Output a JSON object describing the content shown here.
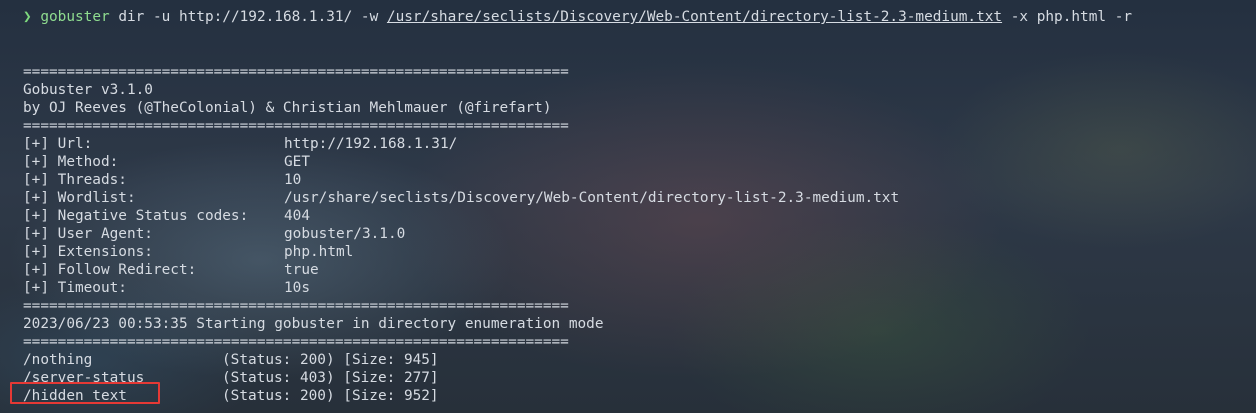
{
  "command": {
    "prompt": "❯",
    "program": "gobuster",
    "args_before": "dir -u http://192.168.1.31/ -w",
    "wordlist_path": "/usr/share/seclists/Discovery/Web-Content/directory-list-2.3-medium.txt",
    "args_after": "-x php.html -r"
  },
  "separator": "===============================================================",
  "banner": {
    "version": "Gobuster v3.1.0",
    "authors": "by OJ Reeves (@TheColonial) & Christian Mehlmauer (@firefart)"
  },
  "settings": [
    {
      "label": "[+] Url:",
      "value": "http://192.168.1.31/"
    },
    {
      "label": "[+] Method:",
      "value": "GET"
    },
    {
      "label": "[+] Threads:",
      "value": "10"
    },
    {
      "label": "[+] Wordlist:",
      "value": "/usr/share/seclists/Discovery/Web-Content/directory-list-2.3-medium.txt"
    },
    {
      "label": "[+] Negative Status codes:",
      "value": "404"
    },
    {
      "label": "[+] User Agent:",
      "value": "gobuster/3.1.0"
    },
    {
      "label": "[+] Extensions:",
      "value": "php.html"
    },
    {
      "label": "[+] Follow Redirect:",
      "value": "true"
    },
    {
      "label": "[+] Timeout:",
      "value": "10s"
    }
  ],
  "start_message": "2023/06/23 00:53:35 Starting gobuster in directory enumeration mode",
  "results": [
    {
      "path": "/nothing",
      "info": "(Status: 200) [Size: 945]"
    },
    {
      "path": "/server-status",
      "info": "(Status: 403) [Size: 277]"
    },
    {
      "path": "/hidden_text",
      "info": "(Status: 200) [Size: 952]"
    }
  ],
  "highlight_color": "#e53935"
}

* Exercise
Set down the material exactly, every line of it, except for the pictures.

* Exercise output
Output a JSON object describing the content shown here.
{
  "command": {
    "prompt": "❯",
    "program": "gobuster",
    "args_before": "dir -u http://192.168.1.31/ -w",
    "wordlist_path": "/usr/share/seclists/Discovery/Web-Content/directory-list-2.3-medium.txt",
    "args_after": "-x php.html -r"
  },
  "separator": "===============================================================",
  "banner": {
    "version": "Gobuster v3.1.0",
    "authors": "by OJ Reeves (@TheColonial) & Christian Mehlmauer (@firefart)"
  },
  "settings": [
    {
      "label": "[+] Url:",
      "value": "http://192.168.1.31/"
    },
    {
      "label": "[+] Method:",
      "value": "GET"
    },
    {
      "label": "[+] Threads:",
      "value": "10"
    },
    {
      "label": "[+] Wordlist:",
      "value": "/usr/share/seclists/Discovery/Web-Content/directory-list-2.3-medium.txt"
    },
    {
      "label": "[+] Negative Status codes:",
      "value": "404"
    },
    {
      "label": "[+] User Agent:",
      "value": "gobuster/3.1.0"
    },
    {
      "label": "[+] Extensions:",
      "value": "php.html"
    },
    {
      "label": "[+] Follow Redirect:",
      "value": "true"
    },
    {
      "label": "[+] Timeout:",
      "value": "10s"
    }
  ],
  "start_message": "2023/06/23 00:53:35 Starting gobuster in directory enumeration mode",
  "results": [
    {
      "path": "/nothing",
      "info": "(Status: 200) [Size: 945]"
    },
    {
      "path": "/server-status",
      "info": "(Status: 403) [Size: 277]"
    },
    {
      "path": "/hidden_text",
      "info": "(Status: 200) [Size: 952]"
    }
  ],
  "highlight_color": "#e53935"
}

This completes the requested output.